--- DATA IN THIS EXERCISE Enclosed Below ---

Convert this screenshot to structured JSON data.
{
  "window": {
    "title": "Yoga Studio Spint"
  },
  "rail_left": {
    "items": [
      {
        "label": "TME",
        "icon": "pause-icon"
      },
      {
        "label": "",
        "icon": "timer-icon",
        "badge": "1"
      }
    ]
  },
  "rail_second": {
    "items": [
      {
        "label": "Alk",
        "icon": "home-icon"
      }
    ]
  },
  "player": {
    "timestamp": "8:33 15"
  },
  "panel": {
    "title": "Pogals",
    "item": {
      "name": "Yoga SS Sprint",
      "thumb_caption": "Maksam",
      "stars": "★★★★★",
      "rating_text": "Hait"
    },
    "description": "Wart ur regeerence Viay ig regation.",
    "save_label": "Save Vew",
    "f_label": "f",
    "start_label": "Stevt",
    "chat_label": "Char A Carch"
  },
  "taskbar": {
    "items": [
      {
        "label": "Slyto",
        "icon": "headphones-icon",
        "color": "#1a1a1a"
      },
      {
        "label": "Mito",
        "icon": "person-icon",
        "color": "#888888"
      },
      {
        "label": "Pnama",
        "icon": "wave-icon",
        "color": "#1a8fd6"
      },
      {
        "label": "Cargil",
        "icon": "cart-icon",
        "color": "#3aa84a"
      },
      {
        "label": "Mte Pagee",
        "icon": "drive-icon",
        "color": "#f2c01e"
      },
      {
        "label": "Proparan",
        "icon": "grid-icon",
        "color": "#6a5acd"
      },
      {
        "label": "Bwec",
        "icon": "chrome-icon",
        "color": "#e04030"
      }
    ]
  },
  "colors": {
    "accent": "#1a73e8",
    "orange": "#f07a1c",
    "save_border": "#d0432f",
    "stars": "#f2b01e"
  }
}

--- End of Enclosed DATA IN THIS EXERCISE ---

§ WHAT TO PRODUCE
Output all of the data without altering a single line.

§ RESPONSE
Convert this screenshot to structured JSON data.
{
  "window": {
    "title": "Yoga Studio Spint"
  },
  "rail_left": {
    "items": [
      {
        "label": "TME",
        "icon": "pause-icon"
      },
      {
        "label": "",
        "icon": "timer-icon",
        "badge": "1"
      }
    ]
  },
  "rail_second": {
    "items": [
      {
        "label": "Alk",
        "icon": "home-icon"
      }
    ]
  },
  "player": {
    "timestamp": "8:33 15"
  },
  "panel": {
    "title": "Pogals",
    "item": {
      "name": "Yoga SS Sprint",
      "thumb_caption": "Maksam",
      "stars": "★★★★★",
      "rating_text": "Hait"
    },
    "description": "Wart ur regeerence Viay ig regation.",
    "save_label": "Save Vew",
    "f_label": "f",
    "start_label": "Stevt",
    "chat_label": "Char A Carch"
  },
  "taskbar": {
    "items": [
      {
        "label": "Slyto",
        "icon": "headphones-icon",
        "color": "#1a1a1a"
      },
      {
        "label": "Mito",
        "icon": "person-icon",
        "color": "#888888"
      },
      {
        "label": "Pnama",
        "icon": "wave-icon",
        "color": "#1a8fd6"
      },
      {
        "label": "Cargil",
        "icon": "cart-icon",
        "color": "#3aa84a"
      },
      {
        "label": "Mte Pagee",
        "icon": "drive-icon",
        "color": "#f2c01e"
      },
      {
        "label": "Proparan",
        "icon": "grid-icon",
        "color": "#6a5acd"
      },
      {
        "label": "Bwec",
        "icon": "chrome-icon",
        "color": "#e04030"
      }
    ]
  },
  "colors": {
    "accent": "#1a73e8",
    "orange": "#f07a1c",
    "save_border": "#d0432f",
    "stars": "#f2b01e"
  }
}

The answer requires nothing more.